Tenacity and Passion Will Always Win
The truth is that regardless of how much investment you acquire or how many board members you have, the single best predictor of success will always be how hard you work. Sure, luck plays a role as does spotting and hiring talent and so on but at the end of the day, tenacity and passion will always win.
But it’s not passion for your idea or passion to stick to your initial game plan that matters… it’s passion and tenacity to drive value for your users and customers. It’s passion and tenacity to be willing to suffer great burdens in order to make other people’s lives better because you have created a great product that you believe in. Fame, fortune and fornication may be the reward at the end of that struggle, or it may not be, but it certainly should not be the lofty goal that you have set your eyes on.
As in life, this entrepreneurial journey is not about how hard or how many times you fall, but rather it’s about how quickly you pick yourself up and try again. However, it seems that many people are all too willing to burn through someone else’s money rather than learning to properly fix the problem properly.
The idea of “fail fast, fail hard” has become the tagline of many entrepreneurs. Yet, while this principle does have its merits, it makes young founders believe that failure after the initial stages should be unacceptable. That’s far from the truth. Even the best leaders and cleverest startups will face continued failure and if you lack the ambition to carry on after you’ve run out of other people’s money, then perhaps you had the wrong motives from the beginning?
While “build, measure, learn” is indeed critical to startup success, it’s often done poorly because it’s other people’s money at risk. It’s fun to build products and it’s great to learn from failure at someone else’s expense.

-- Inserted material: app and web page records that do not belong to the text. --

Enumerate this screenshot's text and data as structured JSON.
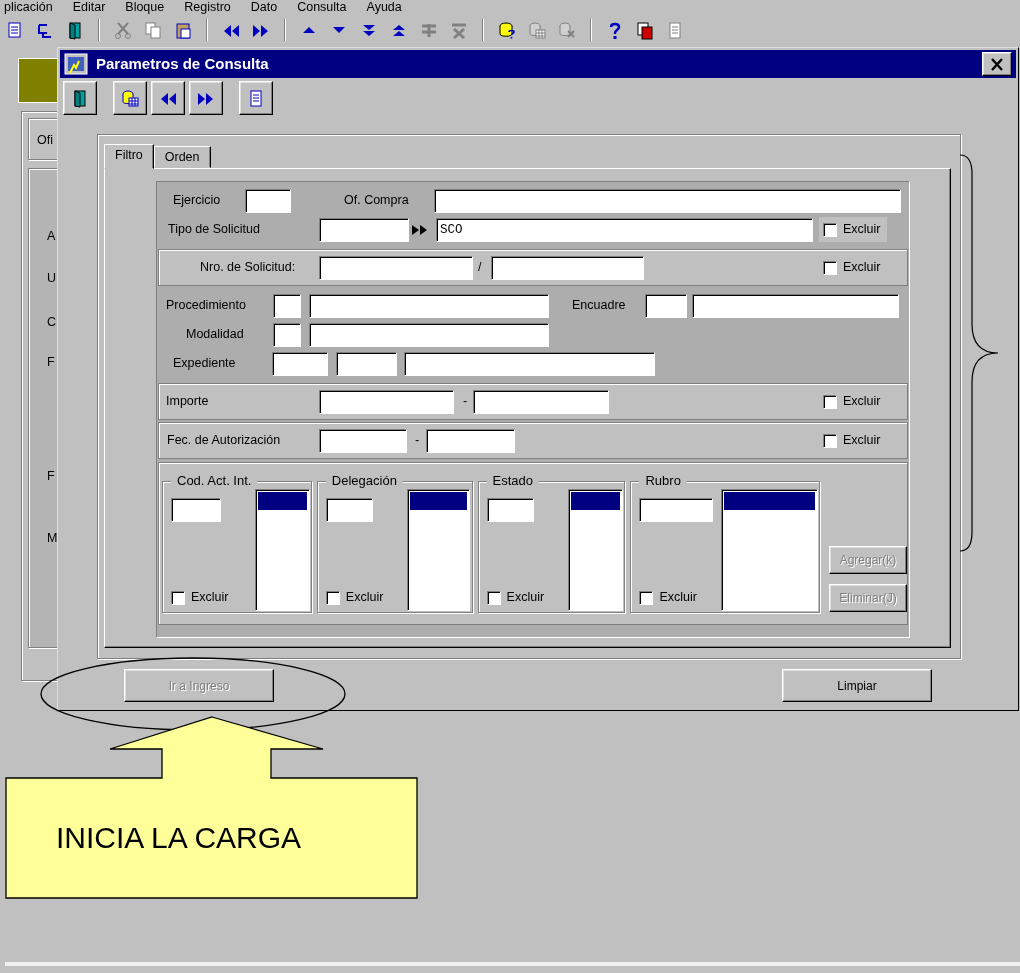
{
  "menu_bar": [
    "plicación",
    "Editar",
    "Bloque",
    "Registro",
    "Dato",
    "Consulta",
    "Ayuda"
  ],
  "toolbar": [
    {
      "kind": "list",
      "disabled": false
    },
    {
      "kind": "branch",
      "disabled": false
    },
    {
      "kind": "door"
    },
    {
      "kind": "separator"
    },
    {
      "kind": "cut",
      "disabled": true
    },
    {
      "kind": "copy",
      "disabled": true
    },
    {
      "kind": "paste",
      "disabled": false
    },
    {
      "kind": "separator"
    },
    {
      "kind": "prev",
      "disabled": false
    },
    {
      "kind": "next",
      "disabled": false
    },
    {
      "kind": "separator"
    },
    {
      "kind": "up",
      "disabled": false
    },
    {
      "kind": "down",
      "disabled": false
    },
    {
      "kind": "last",
      "disabled": false
    },
    {
      "kind": "first",
      "disabled": false
    },
    {
      "kind": "insert",
      "disabled": true
    },
    {
      "kind": "delete",
      "disabled": true
    },
    {
      "kind": "separator"
    },
    {
      "kind": "query"
    },
    {
      "kind": "db",
      "disabled": true
    },
    {
      "kind": "dbx",
      "disabled": true
    },
    {
      "kind": "separator"
    },
    {
      "kind": "help"
    },
    {
      "kind": "docs"
    },
    {
      "kind": "doc",
      "disabled": true
    }
  ],
  "background_window": {
    "tab": "Ofi",
    "labels": [
      "A",
      "U",
      "C",
      "F",
      "F",
      "M"
    ]
  },
  "dialog": {
    "title": "Parametros de Consulta",
    "toolbar": [
      {
        "kind": "door"
      },
      {
        "kind": "db"
      },
      {
        "kind": "prev"
      },
      {
        "kind": "next"
      },
      {
        "kind": "doc"
      }
    ],
    "tabs": [
      {
        "label": "Filtro",
        "selected": true
      },
      {
        "label": "Orden",
        "selected": false
      }
    ],
    "sections": [
      {
        "kind": "plain",
        "rows": [
          [
            {
              "kind": "label",
              "text": "Ejercicio"
            },
            {
              "kind": "input"
            },
            {
              "kind": "label",
              "text": "Of. Compra"
            },
            {
              "kind": "input"
            }
          ],
          [
            {
              "kind": "label",
              "text": "Tipo de Solicitud"
            },
            {
              "kind": "input"
            },
            {
              "kind": "lov"
            },
            {
              "kind": "input",
              "value": "SCO"
            },
            {
              "kind": "check",
              "text": "Excluir",
              "checked": false
            }
          ]
        ]
      },
      {
        "kind": "framed",
        "rows": [
          [
            {
              "kind": "label",
              "text": "Nro. de Solicitud:"
            },
            {
              "kind": "input"
            },
            {
              "kind": "label",
              "text": "/"
            },
            {
              "kind": "input"
            },
            {
              "kind": "check",
              "text": "Excluir",
              "checked": false
            }
          ]
        ]
      },
      {
        "kind": "plain",
        "rows": [
          [
            {
              "kind": "label",
              "text": "Procedimiento"
            },
            {
              "kind": "input"
            },
            {
              "kind": "input"
            },
            {
              "kind": "label",
              "text": "Encuadre"
            },
            {
              "kind": "input"
            },
            {
              "kind": "input"
            }
          ],
          [
            {
              "kind": "label",
              "text": "Modalidad"
            },
            {
              "kind": "input"
            },
            {
              "kind": "input"
            }
          ],
          [
            {
              "kind": "label",
              "text": "Expediente"
            },
            {
              "kind": "input"
            },
            {
              "kind": "input"
            },
            {
              "kind": "input"
            }
          ]
        ]
      },
      {
        "kind": "framed",
        "rows": [
          [
            {
              "kind": "label",
              "text": "Importe"
            },
            {
              "kind": "input"
            },
            {
              "kind": "label",
              "text": "-"
            },
            {
              "kind": "input"
            },
            {
              "kind": "check",
              "text": "Excluir",
              "checked": false
            }
          ]
        ]
      },
      {
        "kind": "framed",
        "rows": [
          [
            {
              "kind": "label",
              "text": "Fec. de Autorización"
            },
            {
              "kind": "input"
            },
            {
              "kind": "label",
              "text": "-"
            },
            {
              "kind": "input"
            },
            {
              "kind": "check",
              "text": "Excluir",
              "checked": false
            }
          ]
        ]
      }
    ],
    "lists": [
      {
        "title": "Cod. Act. Int.",
        "check": "Excluir",
        "checked": false,
        "rows": [
          {
            "selected": true
          }
        ]
      },
      {
        "title": "Delegación",
        "check": "Excluir",
        "checked": false,
        "rows": [
          {
            "selected": true
          }
        ]
      },
      {
        "title": "Estado",
        "check": "Excluir",
        "checked": false,
        "rows": [
          {
            "selected": true
          }
        ]
      },
      {
        "title": "Rubro",
        "check": "Excluir",
        "checked": false,
        "rows": [
          {
            "selected": true
          }
        ]
      }
    ],
    "side_buttons": [
      {
        "label": "Agregar(k)",
        "disabled": true
      },
      {
        "label": "Eliminar(J)",
        "disabled": true
      }
    ],
    "buttons": [
      {
        "label": "Ir a Ingreso",
        "disabled": true
      },
      {
        "label": "Limpiar",
        "disabled": false
      }
    ]
  },
  "annotation": {
    "text": "INICIA LA CARGA"
  }
}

However, failure without pain doesn’t really teach the same lessons as failure when most of the skin in the game is your own. The willingness to face ambiguity with courage and to be flexible enough for constantly changing circumstances will be essential characteristics as you go through this process and will rest not so much on how much money you have behind you, but on what you’re made of.
Ask Yourself “Why?”
The point that I’m trying to make here is that while many people have glossy-eyed ideas of how fun entrepreneurship will be and how awesome it will be to found a startup and create products, I wonder how many of them would still chase their dreams if taking on investment was not as popular as it has recently become.
How many would place their own resources at risk and weather the storm, even if it meant failure? How many founders are truly that passionate about their product or idea… and how many are just starting companies to make money, flip it and make an exit? What is your “Why?”
Entrepreneurship is the backbone of capitalism and shouldn’t be taken lightly. The effects of a bursting startup bubble as a result of misguided principles and poor funding habits would be far worse than the effects of people learning the hard lessons of bootstrapping… so if you’re going to enter the game, please have a better answer than “I want to make money” or “I want to be a founder”.
In Part 2, we will take a look at some good reasons for bootstrapping, including why Harvard Business Review says “every startup should bootstrap”. Follow the journey.